(Records from a data collection)
►
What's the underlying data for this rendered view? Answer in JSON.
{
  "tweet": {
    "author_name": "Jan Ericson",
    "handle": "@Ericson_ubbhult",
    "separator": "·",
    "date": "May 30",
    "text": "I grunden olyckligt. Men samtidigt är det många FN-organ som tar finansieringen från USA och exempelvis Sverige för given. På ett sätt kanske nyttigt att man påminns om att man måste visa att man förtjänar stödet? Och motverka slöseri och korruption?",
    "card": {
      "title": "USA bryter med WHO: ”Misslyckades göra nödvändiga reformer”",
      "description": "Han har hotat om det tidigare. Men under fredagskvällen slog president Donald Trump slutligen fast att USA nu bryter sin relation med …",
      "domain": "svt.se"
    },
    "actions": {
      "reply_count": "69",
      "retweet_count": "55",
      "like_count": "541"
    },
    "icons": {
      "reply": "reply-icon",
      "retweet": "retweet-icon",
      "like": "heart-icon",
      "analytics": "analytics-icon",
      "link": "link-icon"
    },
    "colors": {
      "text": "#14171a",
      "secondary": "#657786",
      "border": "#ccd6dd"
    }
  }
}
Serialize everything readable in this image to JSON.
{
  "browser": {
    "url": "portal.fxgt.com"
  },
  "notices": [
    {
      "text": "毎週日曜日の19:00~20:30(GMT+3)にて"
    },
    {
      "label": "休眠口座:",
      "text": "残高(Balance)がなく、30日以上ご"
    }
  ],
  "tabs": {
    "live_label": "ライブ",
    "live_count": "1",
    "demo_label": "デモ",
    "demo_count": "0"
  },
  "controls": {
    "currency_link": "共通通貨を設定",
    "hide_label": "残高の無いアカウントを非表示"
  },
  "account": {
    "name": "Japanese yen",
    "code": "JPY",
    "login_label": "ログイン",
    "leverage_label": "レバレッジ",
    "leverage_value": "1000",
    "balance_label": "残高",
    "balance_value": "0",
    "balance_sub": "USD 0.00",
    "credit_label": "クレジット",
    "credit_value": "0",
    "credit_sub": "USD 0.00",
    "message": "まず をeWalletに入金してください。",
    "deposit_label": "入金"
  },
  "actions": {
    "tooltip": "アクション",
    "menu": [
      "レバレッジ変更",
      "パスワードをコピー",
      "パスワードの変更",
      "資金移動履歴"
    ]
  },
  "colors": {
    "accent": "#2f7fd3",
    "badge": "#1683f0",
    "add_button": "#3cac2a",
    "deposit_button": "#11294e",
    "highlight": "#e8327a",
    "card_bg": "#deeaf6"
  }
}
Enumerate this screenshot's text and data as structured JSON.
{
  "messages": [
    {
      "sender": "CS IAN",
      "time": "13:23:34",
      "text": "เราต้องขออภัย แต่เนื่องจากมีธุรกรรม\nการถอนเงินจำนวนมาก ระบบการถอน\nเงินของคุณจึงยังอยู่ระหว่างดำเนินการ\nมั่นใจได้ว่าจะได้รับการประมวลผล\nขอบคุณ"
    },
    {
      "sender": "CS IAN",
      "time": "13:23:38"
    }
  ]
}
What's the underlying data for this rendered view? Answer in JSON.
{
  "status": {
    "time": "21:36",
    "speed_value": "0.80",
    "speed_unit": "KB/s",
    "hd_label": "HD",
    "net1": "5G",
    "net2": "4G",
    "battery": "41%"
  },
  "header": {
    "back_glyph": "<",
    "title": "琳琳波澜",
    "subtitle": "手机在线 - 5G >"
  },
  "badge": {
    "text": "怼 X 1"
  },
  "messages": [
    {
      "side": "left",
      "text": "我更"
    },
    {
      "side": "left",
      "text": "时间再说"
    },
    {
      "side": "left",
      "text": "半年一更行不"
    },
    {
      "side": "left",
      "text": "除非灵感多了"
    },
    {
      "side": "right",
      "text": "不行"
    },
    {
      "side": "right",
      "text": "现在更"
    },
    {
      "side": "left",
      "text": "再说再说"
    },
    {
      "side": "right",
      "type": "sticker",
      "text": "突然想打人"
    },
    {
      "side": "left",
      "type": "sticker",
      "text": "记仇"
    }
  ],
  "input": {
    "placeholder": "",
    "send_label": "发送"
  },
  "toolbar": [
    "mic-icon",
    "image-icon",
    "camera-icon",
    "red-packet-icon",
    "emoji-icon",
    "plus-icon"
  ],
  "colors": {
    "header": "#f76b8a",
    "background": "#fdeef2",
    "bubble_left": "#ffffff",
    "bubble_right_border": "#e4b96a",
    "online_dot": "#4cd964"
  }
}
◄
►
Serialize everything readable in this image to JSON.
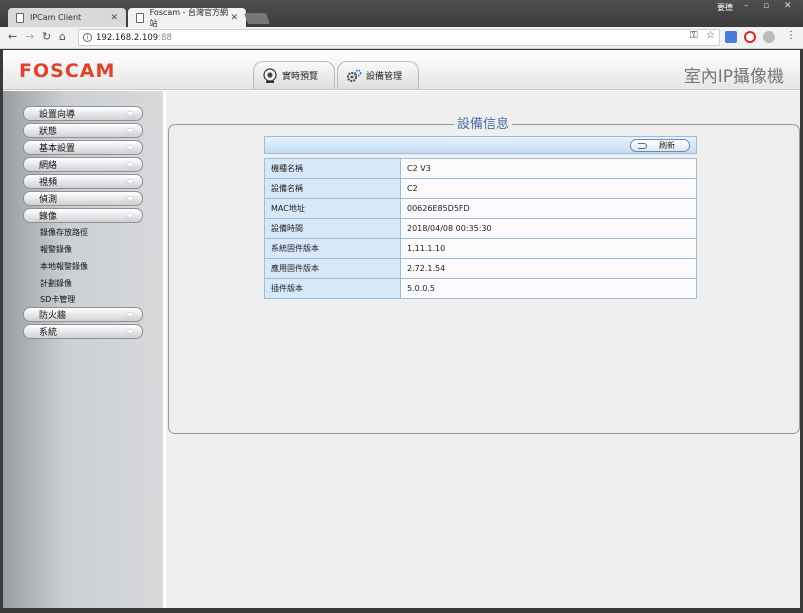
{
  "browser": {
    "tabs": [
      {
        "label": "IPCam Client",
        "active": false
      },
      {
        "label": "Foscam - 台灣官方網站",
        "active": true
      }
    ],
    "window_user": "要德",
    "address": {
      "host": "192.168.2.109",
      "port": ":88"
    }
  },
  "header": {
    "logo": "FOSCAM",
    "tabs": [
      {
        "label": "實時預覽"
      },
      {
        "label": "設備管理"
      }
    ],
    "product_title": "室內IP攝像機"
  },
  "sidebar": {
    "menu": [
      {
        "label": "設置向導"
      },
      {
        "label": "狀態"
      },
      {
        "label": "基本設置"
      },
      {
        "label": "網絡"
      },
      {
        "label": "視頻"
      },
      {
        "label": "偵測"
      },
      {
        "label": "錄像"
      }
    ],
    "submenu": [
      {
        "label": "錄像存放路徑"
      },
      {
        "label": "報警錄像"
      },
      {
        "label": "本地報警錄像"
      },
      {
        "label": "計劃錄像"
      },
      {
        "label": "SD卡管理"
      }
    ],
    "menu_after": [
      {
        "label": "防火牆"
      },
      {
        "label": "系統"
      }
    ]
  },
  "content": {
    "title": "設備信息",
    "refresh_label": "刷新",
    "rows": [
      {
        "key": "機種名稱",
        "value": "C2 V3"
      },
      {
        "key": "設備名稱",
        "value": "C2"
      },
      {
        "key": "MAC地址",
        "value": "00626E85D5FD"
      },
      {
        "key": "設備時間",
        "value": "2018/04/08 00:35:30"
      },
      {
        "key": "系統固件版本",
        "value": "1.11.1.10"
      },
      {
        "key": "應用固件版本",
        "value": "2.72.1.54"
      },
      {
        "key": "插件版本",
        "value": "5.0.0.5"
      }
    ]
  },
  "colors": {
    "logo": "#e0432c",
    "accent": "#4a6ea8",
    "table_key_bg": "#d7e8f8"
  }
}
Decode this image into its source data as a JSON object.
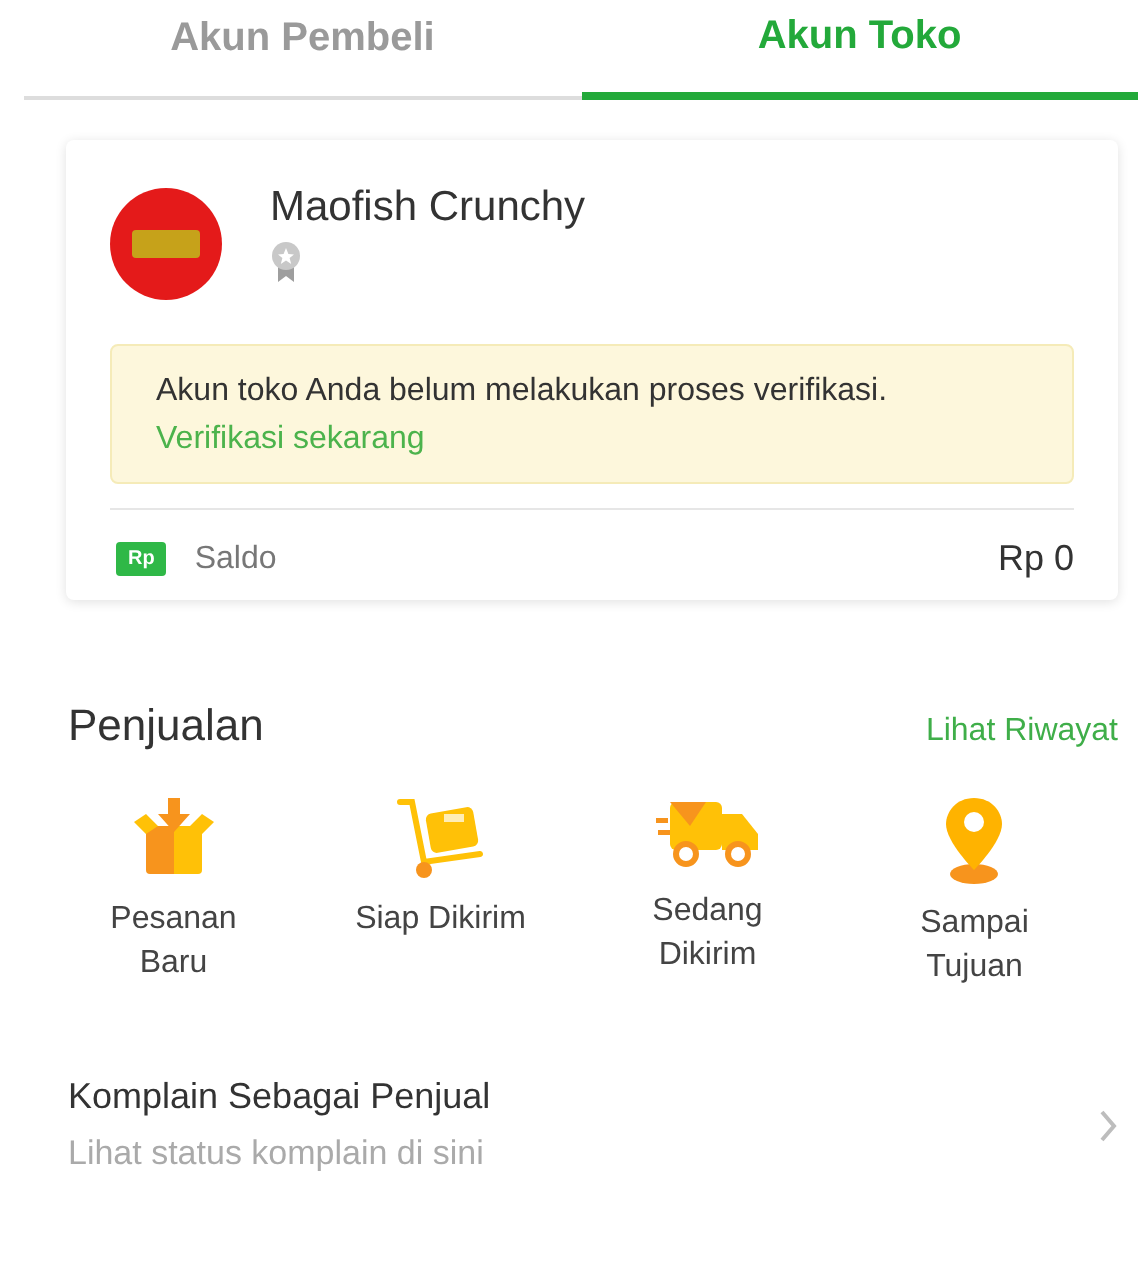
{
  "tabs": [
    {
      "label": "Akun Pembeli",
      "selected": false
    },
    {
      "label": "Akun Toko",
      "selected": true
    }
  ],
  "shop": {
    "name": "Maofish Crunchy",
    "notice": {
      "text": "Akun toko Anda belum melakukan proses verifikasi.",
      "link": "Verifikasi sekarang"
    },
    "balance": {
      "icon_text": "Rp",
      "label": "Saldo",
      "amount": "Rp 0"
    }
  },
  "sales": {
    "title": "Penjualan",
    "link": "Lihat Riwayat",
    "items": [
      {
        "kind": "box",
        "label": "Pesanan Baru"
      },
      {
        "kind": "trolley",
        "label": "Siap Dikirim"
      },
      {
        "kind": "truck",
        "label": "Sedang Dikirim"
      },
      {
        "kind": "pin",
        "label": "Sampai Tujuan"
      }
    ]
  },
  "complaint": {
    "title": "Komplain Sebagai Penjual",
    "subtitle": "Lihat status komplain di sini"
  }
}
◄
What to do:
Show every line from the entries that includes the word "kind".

Output for this exercise:
        "kind": "box",
        "kind": "trolley",
        "kind": "truck",
        "kind": "pin",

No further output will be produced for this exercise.